This post is the second part of the series. Day 2 (part 1) is here.
So Android has this “accessibility” feature that lets you hang up on a call by tapping the power button.
Except what happens if you’re on a call, the screen turns off (say, you’re using the speakerphone, it’s on a table). How do you turn the screen back on?
You’re right! The answer is: you can’t! Instead it helpfully always hangs up on your caller.
Should only hang up on people with that button if the screen is already on. Not if it’s off.
Of course, this isn’t if during normal use the phone doesn’t decide to turn the screen back on when it’s held against your face, start pressing the hangup button then get the touchscreen “jammed” because of persperation.
(Despite this being named “day 2”, this is the first part.)

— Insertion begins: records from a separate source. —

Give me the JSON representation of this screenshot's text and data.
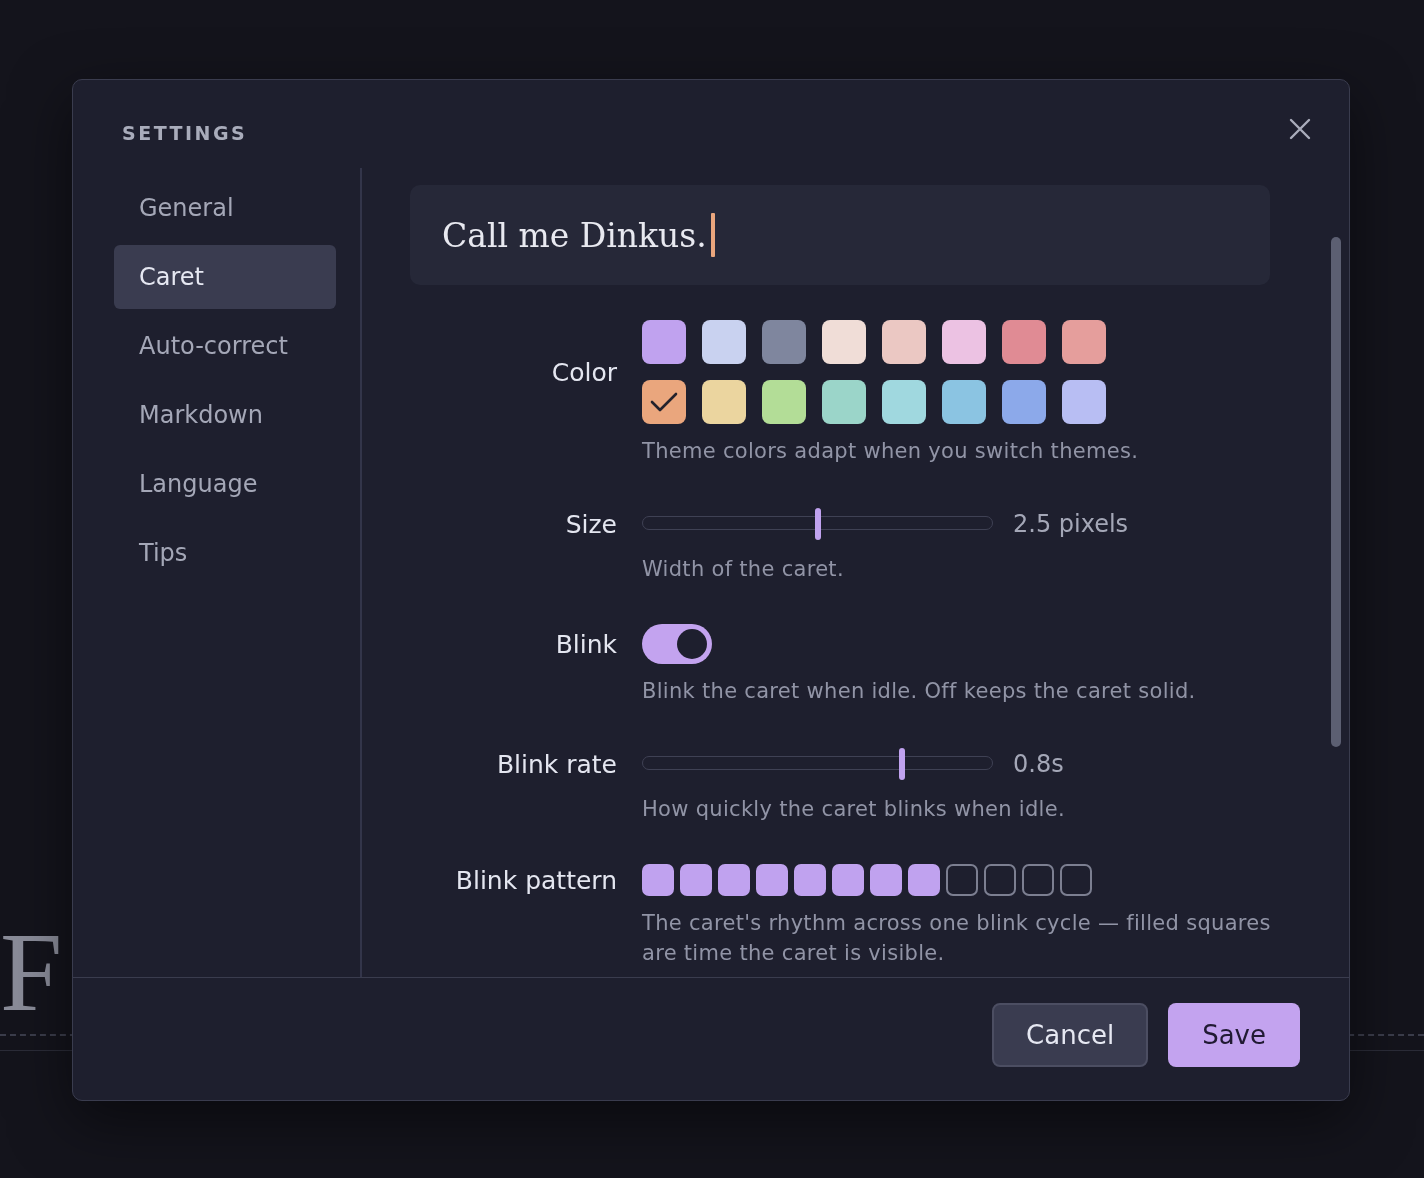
{
  "background": {
    "heading": "F"
  },
  "dialog": {
    "title": "SETTINGS",
    "sidebar": {
      "items": [
        {
          "label": "General",
          "selected": false
        },
        {
          "label": "Caret",
          "selected": true
        },
        {
          "label": "Auto-correct",
          "selected": false
        },
        {
          "label": "Markdown",
          "selected": false
        },
        {
          "label": "Language",
          "selected": false
        },
        {
          "label": "Tips",
          "selected": false
        }
      ]
    },
    "preview": {
      "text": "Call me Dinkus."
    },
    "settings": [
      {
        "kind": "colors",
        "label": "Color",
        "hint": "Theme colors adapt when you switch themes.",
        "swatches": [
          {
            "color": "#c0a2ef",
            "selected": false
          },
          {
            "color": "#c9d2f0",
            "selected": false
          },
          {
            "color": "#7f869e",
            "selected": false
          },
          {
            "color": "#f0ddd7",
            "selected": false
          },
          {
            "color": "#ebc8c3",
            "selected": false
          },
          {
            "color": "#ecc2e3",
            "selected": false
          },
          {
            "color": "#e08b94",
            "selected": false
          },
          {
            "color": "#e59e9c",
            "selected": false
          },
          {
            "color": "#eaa67d",
            "selected": true
          },
          {
            "color": "#ebd59f",
            "selected": false
          },
          {
            "color": "#b3dd97",
            "selected": false
          },
          {
            "color": "#9bd5c9",
            "selected": false
          },
          {
            "color": "#a0d8df",
            "selected": false
          },
          {
            "color": "#8bc4e2",
            "selected": false
          },
          {
            "color": "#8ca9ea",
            "selected": false
          },
          {
            "color": "#b8bef3",
            "selected": false
          }
        ]
      },
      {
        "kind": "slider",
        "label": "Size",
        "level": 0.5,
        "reading": "2.5 pixels",
        "hint": "Width of the caret."
      },
      {
        "kind": "toggle",
        "label": "Blink",
        "on": true,
        "hint": "Blink the caret when idle. Off keeps the caret solid."
      },
      {
        "kind": "slider",
        "label": "Blink rate",
        "level": 0.74,
        "reading": "0.8s",
        "hint": "How quickly the caret blinks when idle."
      },
      {
        "kind": "pattern",
        "label": "Blink pattern",
        "hint": "The caret's rhythm across one blink cycle — filled squares are time the caret is visible.",
        "cells": [
          {
            "filled": true
          },
          {
            "filled": true
          },
          {
            "filled": true
          },
          {
            "filled": true
          },
          {
            "filled": true
          },
          {
            "filled": true
          },
          {
            "filled": true
          },
          {
            "filled": true
          },
          {
            "filled": false
          },
          {
            "filled": false
          },
          {
            "filled": false
          },
          {
            "filled": false
          }
        ]
      }
    ],
    "buttons": [
      {
        "label": "Cancel",
        "kind": "secondary"
      },
      {
        "label": "Save",
        "kind": "primary"
      }
    ]
  }
}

My normal phone arrangement consists of an iPhone 4 and a Nokia N900. iPhone gets my main SIM card for calls and the majority of my web browsing, N900 gets a mobile broadband SIM card for SSH, and other mobile Linux usage that doesn’t require a full laptop. Unfortunately the N900 is starting to show age, and I would use it as a primary phone, if not for the lack of UTMS-850 support that I require, and living in a blackspot for all carriers but Telstra.
Recently, a friend challenged me to put my Android trash-talking where my mouth was, and loaned me a Nexus S for a week, Google’s previous flagship Gingerbread phone. It’s okay – he has to use a HTC Mozart (a Windows Phone 7 device). In both cases we’re using devices that are released in late 2010, so they’re now showing their age.
I should point out from the start that he loaded the latest Gingerbread CyanogenMod ROM onto his phone, having failed to get an Android 4 CyanogenMod ROM to work (it popped up lots of crash messages). He got the Mozart with some custom ROM made by some Russian that I found on XDA developers, that gave it Windows Phone 7.5 (instead of 7.0) as well as all the Nokia applications, effectively turning it into a poor man’s Nokia Lumia phone. In both cases the phone is running a custom ROM with various enhancements not available in the stock ROM, and are rooted and unlocked – it’s a fair fight.
My friend attempted to load an Android 4 ROM on the device which didn’t work properly at all, with all the applications crashing. After loading the previous stable Gingerbread ROM instead and attempting four times to get my microSIM aligned in the slot, I was ready to go.
Immediately I’m told “download ConnectBot and Hacker’s Keyboard”. Okay. Done that. Installed it. The nice part of this is I don’t think it required any special sideloading trickery to get these things on there, and now I have a Dvorak soft keyboard.
I also notice there’s a big difference between this and my co-worker’s Samsung Galaxy S, which has an entirely broken build of some custom Android ROM on it. Talking my friends who use Android, CyanogenMod seems the way to go, and every one of them has loaded this onto their device. Manufacturer’s custom ROMs don’t last long.
Playing with it, there’s a nice complex “permissions” system for Market applications. I like this. But the problem with this system is it’s “take it or leave it”, there’s no way to revoke individual permissions to applications. I’m told later that there is infact a way to do this with CyanogenMod’s hacks, however it means temporarily granting applications the full requested access, and there’s no guarantee that the application won’t crash.
If I was to “fix” this, I’d force every Market application to either have an option to degrade gracefully in the absence of functionality, or give it access to a subset of or false information. For example, an application that wants access to your contact list may be granted access to an empty contact list just for that application, or only certain groups of your contacts. It could also push writes to the contact list to another list entirely, or allow you to prompt on those. In the end the applications that leak your entire contact list to third parties would be exposed, shamed, and removed.
The default homescreen, while it looks cute, I’m told uses a lot of battery life. It also lags the interface a lot. In fact, even with the fancy homescreen, the phone is still very unresponsive, and UI transitions are choppy. This is the price for running your UI in a virtual machine.
The calendar widget doesn’t appear on the home screen by default – almost like the calendar is an afterthought. Several UI problems present themselves, all of them are fixed in Android 4:
- The homescreen applet only shows your next appointment, but still lets you occupy large amounts of screen space to hold the applet.
- When you want to edit an appointment, the only way to do this is by a context menu. There’s no edit button that’s just shown, despite loads of space to put one.
- When you actually edit that appointment, the button order is: Done, Cancel, Delete. It is very easy to confuse “Done” and “Delete” (who reads labels), and there should be a very obvious cue that you’re about to do a potentially disasterous operation. As an example, on the iPhone, delete buttons are marked in red.
I’m having a lot of reception problems with the phone at home on data, it seems to be using Telstra’s GSM-900 GPRS network (despite being connected to WiFi). The 3TELSTRA UTMS-2100 network has patchy coverage at best at my house, and the lack of UTMS-850 on this version of the phone is really starting to show a problem. I imagine this is only going to get worse once I try to teather with it. There is another version of this phone that supports UTMS-850, however this is at the exclusion of GSM-900, meaning it won’t work on other Australian mobile networks.